Investors Avoiding SPY’s Concentrated Holdings Lost Big in 2023

Investors Avoiding SPY’s Concentrated Holdings Lost Big in 2023

The S&P 500 ETF beat its equal-weighted counterpart by 15 points. But can it last?

Reviewed by: Kent Thune
Edited by: Ron Day

As growth-hungry investors piled into Big Tech stocks—the movers behind the S&P 500’s earnings this year—many investors who bet against the highly concentrated index have been left in the dust. 

The top 10 holdings of the $414 billion SPDR S&P 500 ETF Trust (SPY), which tracks the S&P 500 index, made up 28% of the portfolio as of the end of October—that’s higher than SPY’s yearly average for every one of the past two decades, according to Morningstar Direct. 

The overall picture for earnings and returns is similar. State Street Global Advisors predicts the Magnificent Seven stocks, which comprise most of the S&P 500’s 10 largest stocks, will generate more than 100% of the index’s earnings growth in 2023.  
Meaning, if SPDR’s predictions for the rest of the year pan out, the S&P 500 minus the Magnificent Seven—Facebook parent Meta Platforms Inc., Apple Inc., Microsoft Corp., Inc., Alphabet Inc., Tesla Inc. and Nvidia Corp.—would show declining earnings in 2023.  

According to Morningstar Direct, SPY returned 10.6% through the end of October, while the fund’s top 10 holdings contributed 11% to the fund’s returns. If not for those stocks, the entire fund would have been down for the year.

RSP vs. SPY in 2024 

Investors are left trying to avoid this concentration out in the cold. The $39 billion Invesco S&P 500 Equal Weight ETF (RSP), which holds the same stocks as SPY but is weighted equally rather than by market cap, gained 4.8% year-to-date according to Morningstar. SPY rose 20.1% over the same period, causing the largest gap between the two since 2008, according to Bloomberg. 

Though undoubtedly impressive, the Magnificent Seven’s reign may not last forever. State Street analysis predicts the firms will make up just 27% of the S&P 500’s earnings growth in 2024, down from 100+% expected to be generated this year. 

Gabe Alpert is a former data reporter at with over seven years’ experience in financial journalism.

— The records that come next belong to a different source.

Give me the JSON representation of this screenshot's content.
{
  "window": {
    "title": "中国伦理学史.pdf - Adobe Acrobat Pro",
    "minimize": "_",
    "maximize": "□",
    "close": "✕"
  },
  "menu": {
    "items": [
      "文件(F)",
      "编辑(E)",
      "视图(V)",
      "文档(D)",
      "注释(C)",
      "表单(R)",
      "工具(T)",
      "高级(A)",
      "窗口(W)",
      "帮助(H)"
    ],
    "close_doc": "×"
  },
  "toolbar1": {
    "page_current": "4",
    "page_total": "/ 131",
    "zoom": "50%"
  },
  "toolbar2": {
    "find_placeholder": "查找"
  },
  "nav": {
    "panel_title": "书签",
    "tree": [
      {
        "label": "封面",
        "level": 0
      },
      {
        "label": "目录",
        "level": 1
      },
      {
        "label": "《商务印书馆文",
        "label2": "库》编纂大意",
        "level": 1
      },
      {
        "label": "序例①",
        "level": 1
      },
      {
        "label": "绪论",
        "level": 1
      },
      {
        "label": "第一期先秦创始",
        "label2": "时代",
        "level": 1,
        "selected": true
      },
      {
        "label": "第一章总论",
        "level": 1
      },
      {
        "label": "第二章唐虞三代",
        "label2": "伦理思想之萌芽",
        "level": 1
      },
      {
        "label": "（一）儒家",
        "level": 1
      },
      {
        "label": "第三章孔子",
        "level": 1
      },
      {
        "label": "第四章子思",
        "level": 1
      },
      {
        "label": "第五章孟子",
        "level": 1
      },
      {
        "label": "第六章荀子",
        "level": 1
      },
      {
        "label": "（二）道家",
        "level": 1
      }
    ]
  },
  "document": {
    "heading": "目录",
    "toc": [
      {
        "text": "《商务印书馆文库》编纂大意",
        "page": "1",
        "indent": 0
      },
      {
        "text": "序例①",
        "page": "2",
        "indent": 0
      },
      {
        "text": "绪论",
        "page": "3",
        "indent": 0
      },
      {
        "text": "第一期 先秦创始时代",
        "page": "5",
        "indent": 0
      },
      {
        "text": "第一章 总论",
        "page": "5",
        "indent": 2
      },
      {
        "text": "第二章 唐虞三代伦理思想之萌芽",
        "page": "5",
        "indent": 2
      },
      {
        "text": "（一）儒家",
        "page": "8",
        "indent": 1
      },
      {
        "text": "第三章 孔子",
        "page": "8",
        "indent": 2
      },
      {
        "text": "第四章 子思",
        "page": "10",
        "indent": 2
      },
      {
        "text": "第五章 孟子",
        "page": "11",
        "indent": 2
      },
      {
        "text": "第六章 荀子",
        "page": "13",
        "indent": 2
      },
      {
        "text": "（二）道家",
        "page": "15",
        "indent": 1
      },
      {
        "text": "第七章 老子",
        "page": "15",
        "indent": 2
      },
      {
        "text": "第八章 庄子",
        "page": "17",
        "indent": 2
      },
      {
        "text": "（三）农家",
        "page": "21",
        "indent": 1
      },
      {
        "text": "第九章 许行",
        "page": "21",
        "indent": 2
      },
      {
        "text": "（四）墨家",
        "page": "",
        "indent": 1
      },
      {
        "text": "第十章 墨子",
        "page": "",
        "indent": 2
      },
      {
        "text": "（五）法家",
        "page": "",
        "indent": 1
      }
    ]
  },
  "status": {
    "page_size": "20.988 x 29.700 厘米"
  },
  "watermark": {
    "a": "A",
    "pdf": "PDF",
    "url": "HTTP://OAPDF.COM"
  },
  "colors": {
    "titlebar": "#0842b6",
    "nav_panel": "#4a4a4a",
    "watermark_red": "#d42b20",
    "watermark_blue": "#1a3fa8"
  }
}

He also previously contributed reporting and analysis to Barron’s Magazine, Investopedia and other publications.